> Dataset content
========
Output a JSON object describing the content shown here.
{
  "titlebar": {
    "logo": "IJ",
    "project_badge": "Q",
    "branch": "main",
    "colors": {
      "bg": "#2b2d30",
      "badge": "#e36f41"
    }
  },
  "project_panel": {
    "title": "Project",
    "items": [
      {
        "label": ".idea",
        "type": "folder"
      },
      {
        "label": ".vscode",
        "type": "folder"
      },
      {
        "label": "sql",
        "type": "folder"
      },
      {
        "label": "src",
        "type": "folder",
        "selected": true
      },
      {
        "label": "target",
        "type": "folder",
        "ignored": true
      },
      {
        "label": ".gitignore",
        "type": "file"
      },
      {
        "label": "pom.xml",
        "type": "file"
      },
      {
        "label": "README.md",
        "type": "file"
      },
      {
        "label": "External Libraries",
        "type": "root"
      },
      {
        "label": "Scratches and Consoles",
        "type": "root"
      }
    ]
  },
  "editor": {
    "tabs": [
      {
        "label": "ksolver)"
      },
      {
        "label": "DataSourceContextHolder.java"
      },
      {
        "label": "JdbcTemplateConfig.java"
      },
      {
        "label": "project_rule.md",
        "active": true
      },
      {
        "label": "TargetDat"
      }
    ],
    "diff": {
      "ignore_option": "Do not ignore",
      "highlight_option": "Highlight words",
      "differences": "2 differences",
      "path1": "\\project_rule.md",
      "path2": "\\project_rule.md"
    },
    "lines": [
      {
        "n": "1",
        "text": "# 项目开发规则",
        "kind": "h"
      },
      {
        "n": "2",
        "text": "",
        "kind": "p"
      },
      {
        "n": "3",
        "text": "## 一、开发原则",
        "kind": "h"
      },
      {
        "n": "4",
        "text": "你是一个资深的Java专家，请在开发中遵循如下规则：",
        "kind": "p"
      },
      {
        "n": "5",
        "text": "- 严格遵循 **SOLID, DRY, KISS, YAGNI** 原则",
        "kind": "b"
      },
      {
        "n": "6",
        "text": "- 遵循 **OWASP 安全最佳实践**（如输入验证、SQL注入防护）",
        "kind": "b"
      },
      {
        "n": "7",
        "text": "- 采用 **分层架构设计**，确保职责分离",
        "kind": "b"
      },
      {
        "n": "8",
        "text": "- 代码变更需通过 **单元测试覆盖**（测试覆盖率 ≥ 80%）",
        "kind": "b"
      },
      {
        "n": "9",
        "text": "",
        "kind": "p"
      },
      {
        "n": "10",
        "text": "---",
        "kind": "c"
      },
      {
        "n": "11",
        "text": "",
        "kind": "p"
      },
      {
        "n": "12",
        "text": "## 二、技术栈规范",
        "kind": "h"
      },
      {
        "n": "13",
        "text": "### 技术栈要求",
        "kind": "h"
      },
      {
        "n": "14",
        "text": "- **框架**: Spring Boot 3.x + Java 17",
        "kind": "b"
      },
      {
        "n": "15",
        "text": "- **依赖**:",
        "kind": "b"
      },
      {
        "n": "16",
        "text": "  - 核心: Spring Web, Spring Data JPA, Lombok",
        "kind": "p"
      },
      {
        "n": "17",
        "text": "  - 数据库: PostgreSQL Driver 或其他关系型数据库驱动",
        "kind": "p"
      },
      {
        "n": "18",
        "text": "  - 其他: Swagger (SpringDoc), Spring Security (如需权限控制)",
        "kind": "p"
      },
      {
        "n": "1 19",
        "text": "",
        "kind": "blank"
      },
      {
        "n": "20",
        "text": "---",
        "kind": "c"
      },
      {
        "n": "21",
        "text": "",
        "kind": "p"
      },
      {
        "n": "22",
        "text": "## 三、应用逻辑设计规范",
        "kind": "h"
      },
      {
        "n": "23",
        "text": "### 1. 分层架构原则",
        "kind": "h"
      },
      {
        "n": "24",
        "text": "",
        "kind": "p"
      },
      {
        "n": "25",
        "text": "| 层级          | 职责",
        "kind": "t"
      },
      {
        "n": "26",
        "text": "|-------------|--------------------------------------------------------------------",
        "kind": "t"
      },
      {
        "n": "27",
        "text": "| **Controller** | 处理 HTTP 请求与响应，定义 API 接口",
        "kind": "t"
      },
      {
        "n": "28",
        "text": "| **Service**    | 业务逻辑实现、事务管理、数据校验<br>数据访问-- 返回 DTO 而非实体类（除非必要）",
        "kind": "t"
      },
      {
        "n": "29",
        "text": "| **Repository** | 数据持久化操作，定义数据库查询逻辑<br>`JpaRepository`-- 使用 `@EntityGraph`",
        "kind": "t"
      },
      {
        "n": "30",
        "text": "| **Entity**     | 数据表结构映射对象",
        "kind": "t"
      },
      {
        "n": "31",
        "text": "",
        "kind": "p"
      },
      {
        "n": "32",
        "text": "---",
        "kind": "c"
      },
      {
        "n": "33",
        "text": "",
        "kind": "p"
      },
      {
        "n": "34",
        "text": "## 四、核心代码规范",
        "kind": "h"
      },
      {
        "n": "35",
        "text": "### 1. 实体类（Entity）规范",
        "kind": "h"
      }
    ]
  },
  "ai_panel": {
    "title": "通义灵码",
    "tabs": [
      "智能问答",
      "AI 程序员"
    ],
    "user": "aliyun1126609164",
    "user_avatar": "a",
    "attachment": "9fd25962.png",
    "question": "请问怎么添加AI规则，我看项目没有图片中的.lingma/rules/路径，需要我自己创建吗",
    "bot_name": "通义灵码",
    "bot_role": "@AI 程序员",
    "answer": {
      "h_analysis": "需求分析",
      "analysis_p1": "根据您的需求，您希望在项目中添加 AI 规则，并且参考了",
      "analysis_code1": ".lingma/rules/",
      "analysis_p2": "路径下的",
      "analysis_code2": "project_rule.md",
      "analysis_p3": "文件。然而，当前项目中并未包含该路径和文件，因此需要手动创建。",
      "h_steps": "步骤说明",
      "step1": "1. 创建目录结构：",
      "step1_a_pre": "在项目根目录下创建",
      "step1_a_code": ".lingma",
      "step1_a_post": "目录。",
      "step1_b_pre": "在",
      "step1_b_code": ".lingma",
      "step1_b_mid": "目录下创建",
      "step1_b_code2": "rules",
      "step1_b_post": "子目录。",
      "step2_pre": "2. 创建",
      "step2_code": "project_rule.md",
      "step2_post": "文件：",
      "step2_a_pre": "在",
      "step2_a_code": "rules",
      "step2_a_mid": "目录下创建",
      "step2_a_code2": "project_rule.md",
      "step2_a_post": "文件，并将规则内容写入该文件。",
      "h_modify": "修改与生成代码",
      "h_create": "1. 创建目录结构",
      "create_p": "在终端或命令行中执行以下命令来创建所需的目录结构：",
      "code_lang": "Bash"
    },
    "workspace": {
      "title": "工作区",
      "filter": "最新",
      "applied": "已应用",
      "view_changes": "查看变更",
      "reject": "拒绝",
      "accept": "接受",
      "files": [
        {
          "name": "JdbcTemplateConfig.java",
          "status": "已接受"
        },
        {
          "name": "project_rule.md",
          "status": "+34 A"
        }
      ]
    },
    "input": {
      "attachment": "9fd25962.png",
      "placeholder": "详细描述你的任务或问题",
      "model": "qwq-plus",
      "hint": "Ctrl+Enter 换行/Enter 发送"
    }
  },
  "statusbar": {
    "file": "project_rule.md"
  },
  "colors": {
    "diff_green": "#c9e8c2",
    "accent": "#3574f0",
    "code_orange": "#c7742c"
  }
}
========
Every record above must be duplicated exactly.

Output a JSON object describing the content shown here.
{
  "titlebar": {
    "logo": "IJ",
    "project_badge": "Q",
    "branch": "main",
    "colors": {
      "bg": "#2b2d30",
      "badge": "#e36f41"
    }
  },
  "project_panel": {
    "title": "Project",
    "items": [
      {
        "label": ".idea",
        "type": "folder"
      },
      {
        "label": ".vscode",
        "type": "folder"
      },
      {
        "label": "sql",
        "type": "folder"
      },
      {
        "label": "src",
        "type": "folder",
        "selected": true
      },
      {
        "label": "target",
        "type": "folder",
        "ignored": true
      },
      {
        "label": ".gitignore",
        "type": "file"
      },
      {
        "label": "pom.xml",
        "type": "file"
      },
      {
        "label": "README.md",
        "type": "file"
      },
      {
        "label": "External Libraries",
        "type": "root"
      },
      {
        "label": "Scratches and Consoles",
        "type": "root"
      }
    ]
  },
  "editor": {
    "tabs": [
      {
        "label": "ksolver)"
      },
      {
        "label": "DataSourceContextHolder.java"
      },
      {
        "label": "JdbcTemplateConfig.java"
      },
      {
        "label": "project_rule.md",
        "active": true
      },
      {
        "label": "TargetDat"
      }
    ],
    "diff": {
      "ignore_option": "Do not ignore",
      "highlight_option": "Highlight words",
      "differences": "2 differences",
      "path1": "\\project_rule.md",
      "path2": "\\project_rule.md"
    },
    "lines": [
      {
        "n": "1",
        "text": "# 项目开发规则",
        "kind": "h"
      },
      {
        "n": "2",
        "text": "",
        "kind": "p"
      },
      {
        "n": "3",
        "text": "## 一、开发原则",
        "kind": "h"
      },
      {
        "n": "4",
        "text": "你是一个资深的Java专家，请在开发中遵循如下规则：",
        "kind": "p"
      },
      {
        "n": "5",
        "text": "- 严格遵循 **SOLID, DRY, KISS, YAGNI** 原则",
        "kind": "b"
      },
      {
        "n": "6",
        "text": "- 遵循 **OWASP 安全最佳实践**（如输入验证、SQL注入防护）",
        "kind": "b"
      },
      {
        "n": "7",
        "text": "- 采用 **分层架构设计**，确保职责分离",
        "kind": "b"
      },
      {
        "n": "8",
        "text": "- 代码变更需通过 **单元测试覆盖**（测试覆盖率 ≥ 80%）",
        "kind": "b"
      },
      {
        "n": "9",
        "text": "",
        "kind": "p"
      },
      {
        "n": "10",
        "text": "---",
        "kind": "c"
      },
      {
        "n": "11",
        "text": "",
        "kind": "p"
      },
      {
        "n": "12",
        "text": "## 二、技术栈规范",
        "kind": "h"
      },
      {
        "n": "13",
        "text": "### 技术栈要求",
        "kind": "h"
      },
      {
        "n": "14",
        "text": "- **框架**: Spring Boot 3.x + Java 17",
        "kind": "b"
      },
      {
        "n": "15",
        "text": "- **依赖**:",
        "kind": "b"
      },
      {
        "n": "16",
        "text": "  - 核心: Spring Web, Spring Data JPA, Lombok",
        "kind": "p"
      },
      {
        "n": "17",
        "text": "  - 数据库: PostgreSQL Driver 或其他关系型数据库驱动",
        "kind": "p"
      },
      {
        "n": "18",
        "text": "  - 其他: Swagger (SpringDoc), Spring Security (如需权限控制)",
        "kind": "p"
      },
      {
        "n": "1 19",
        "text": "",
        "kind": "blank"
      },
      {
        "n": "20",
        "text": "---",
        "kind": "c"
      },
      {
        "n": "21",
        "text": "",
        "kind": "p"
      },
      {
        "n": "22",
        "text": "## 三、应用逻辑设计规范",
        "kind": "h"
      },
      {
        "n": "23",
        "text": "### 1. 分层架构原则",
        "kind": "h"
      },
      {
        "n": "24",
        "text": "",
        "kind": "p"
      },
      {
        "n": "25",
        "text": "| 层级          | 职责",
        "kind": "t"
      },
      {
        "n": "26",
        "text": "|-------------|--------------------------------------------------------------------",
        "kind": "t"
      },
      {
        "n": "27",
        "text": "| **Controller** | 处理 HTTP 请求与响应，定义 API 接口",
        "kind": "t"
      },
      {
        "n": "28",
        "text": "| **Service**    | 业务逻辑实现、事务管理、数据校验<br>数据访问-- 返回 DTO 而非实体类（除非必要）",
        "kind": "t"
      },
      {
        "n": "29",
        "text": "| **Repository** | 数据持久化操作，定义数据库查询逻辑<br>`JpaRepository`-- 使用 `@EntityGraph`",
        "kind": "t"
      },
      {
        "n": "30",
        "text": "| **Entity**     | 数据表结构映射对象",
        "kind": "t"
      },
      {
        "n": "31",
        "text": "",
        "kind": "p"
      },
      {
        "n": "32",
        "text": "---",
        "kind": "c"
      },
      {
        "n": "33",
        "text": "",
        "kind": "p"
      },
      {
        "n": "34",
        "text": "## 四、核心代码规范",
        "kind": "h"
      },
      {
        "n": "35",
        "text": "### 1. 实体类（Entity）规范",
        "kind": "h"
      }
    ]
  },
  "ai_panel": {
    "title": "通义灵码",
    "tabs": [
      "智能问答",
      "AI 程序员"
    ],
    "user": "aliyun1126609164",
    "user_avatar": "a",
    "attachment": "9fd25962.png",
    "question": "请问怎么添加AI规则，我看项目没有图片中的.lingma/rules/路径，需要我自己创建吗",
    "bot_name": "通义灵码",
    "bot_role": "@AI 程序员",
    "answer": {
      "h_analysis": "需求分析",
      "analysis_p1": "根据您的需求，您希望在项目中添加 AI 规则，并且参考了",
      "analysis_code1": ".lingma/rules/",
      "analysis_p2": "路径下的",
      "analysis_code2": "project_rule.md",
      "analysis_p3": "文件。然而，当前项目中并未包含该路径和文件，因此需要手动创建。",
      "h_steps": "步骤说明",
      "step1": "1. 创建目录结构：",
      "step1_a_pre": "在项目根目录下创建",
      "step1_a_code": ".lingma",
      "step1_a_post": "目录。",
      "step1_b_pre": "在",
      "step1_b_code": ".lingma",
      "step1_b_mid": "目录下创建",
      "step1_b_code2": "rules",
      "step1_b_post": "子目录。",
      "step2_pre": "2. 创建",
      "step2_code": "project_rule.md",
      "step2_post": "文件：",
      "step2_a_pre": "在",
      "step2_a_code": "rules",
      "step2_a_mid": "目录下创建",
      "step2_a_code2": "project_rule.md",
      "step2_a_post": "文件，并将规则内容写入该文件。",
      "h_modify": "修改与生成代码",
      "h_create": "1. 创建目录结构",
      "create_p": "在终端或命令行中执行以下命令来创建所需的目录结构：",
      "code_lang": "Bash"
    },
    "workspace": {
      "title": "工作区",
      "filter": "最新",
      "applied": "已应用",
      "view_changes": "查看变更",
      "reject": "拒绝",
      "accept": "接受",
      "files": [
        {
          "name": "JdbcTemplateConfig.java",
          "status": "已接受"
        },
        {
          "name": "project_rule.md",
          "status": "+34 A"
        }
      ]
    },
    "input": {
      "attachment": "9fd25962.png",
      "placeholder": "详细描述你的任务或问题",
      "model": "qwq-plus",
      "hint": "Ctrl+Enter 换行/Enter 发送"
    }
  },
  "statusbar": {
    "file": "project_rule.md"
  },
  "colors": {
    "diff_green": "#c9e8c2",
    "accent": "#3574f0",
    "code_orange": "#c7742c"
  }
}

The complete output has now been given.